Transforming Solar Energy with Solution-Processed Materials
Thin-film solar cells made from solution-processed crystalline materials are promising alternatives to silicon wafers, the core component that converts light into electricity in most solar panels today. Manufacturing silicon wafers requires high temperatures and specialized facilities. By contrast, thin-film solar cells made with crystalline materials such as metal halide perovskites (MHPs) and hybrid Ruddlesden-Popper phases (HRPPs) could be mass produced using low-cost solution processing in standard laboratory conditions. But the compositional and processing complexities are potentially overwhelming. With all the possible combinations of chemical components and assembly pathways, solution processing could produce millions of distinct MHP and HRPP thin films—each with potentially different chemical and electronic properties. How can chemists identify the components and pathways that will optimize MHP and HRPP thin films for solar energy devices?
Lara A. Estroff, Materials Science and Engineering, is leading a multidisciplinary, multi-institutional team to build an innovative materials design process—using new and existing machine-learning tools—that will accelerate development of MHPs, HRPPs, and other solution-processed crystalline energy materials. The researchers’ three interrelated objectives are to 1) decipher crystallization and assembly pathways of solution-processed materials as a function of solution chemistry, processing variables, and substrates; 2) engineer materials with tailor-made electronic and ionic conductivities; and 3) design efficient, stable, reproducible, and scalable devices.

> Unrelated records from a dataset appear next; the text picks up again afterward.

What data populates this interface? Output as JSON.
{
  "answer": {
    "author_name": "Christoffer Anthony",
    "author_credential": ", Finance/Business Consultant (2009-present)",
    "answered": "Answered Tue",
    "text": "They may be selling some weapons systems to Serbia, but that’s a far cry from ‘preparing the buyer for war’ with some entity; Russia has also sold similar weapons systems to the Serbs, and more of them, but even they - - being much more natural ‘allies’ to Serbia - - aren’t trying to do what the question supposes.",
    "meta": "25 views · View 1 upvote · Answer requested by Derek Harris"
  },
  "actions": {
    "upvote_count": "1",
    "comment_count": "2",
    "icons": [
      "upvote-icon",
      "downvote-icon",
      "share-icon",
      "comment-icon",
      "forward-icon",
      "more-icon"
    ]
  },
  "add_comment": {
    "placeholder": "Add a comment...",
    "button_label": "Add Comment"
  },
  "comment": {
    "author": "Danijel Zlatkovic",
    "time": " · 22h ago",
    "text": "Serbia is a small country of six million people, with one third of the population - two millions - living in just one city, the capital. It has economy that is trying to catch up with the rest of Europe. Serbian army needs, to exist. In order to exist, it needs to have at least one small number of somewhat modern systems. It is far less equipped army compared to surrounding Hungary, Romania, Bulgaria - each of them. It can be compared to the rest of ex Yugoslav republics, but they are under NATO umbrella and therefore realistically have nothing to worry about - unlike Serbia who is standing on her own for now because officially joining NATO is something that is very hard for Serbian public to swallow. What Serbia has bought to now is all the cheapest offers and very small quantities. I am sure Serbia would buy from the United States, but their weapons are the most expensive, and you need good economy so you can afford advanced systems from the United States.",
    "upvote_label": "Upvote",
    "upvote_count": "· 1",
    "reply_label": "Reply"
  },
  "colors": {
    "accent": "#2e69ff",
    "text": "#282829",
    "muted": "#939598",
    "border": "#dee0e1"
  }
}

This research will generate a design process broadly applicable to many solution-processed materials systems. The results could transform the United States solar industry by developing stable and reproducible devices made from earth-abundant components, using low-cost, low-energy methods.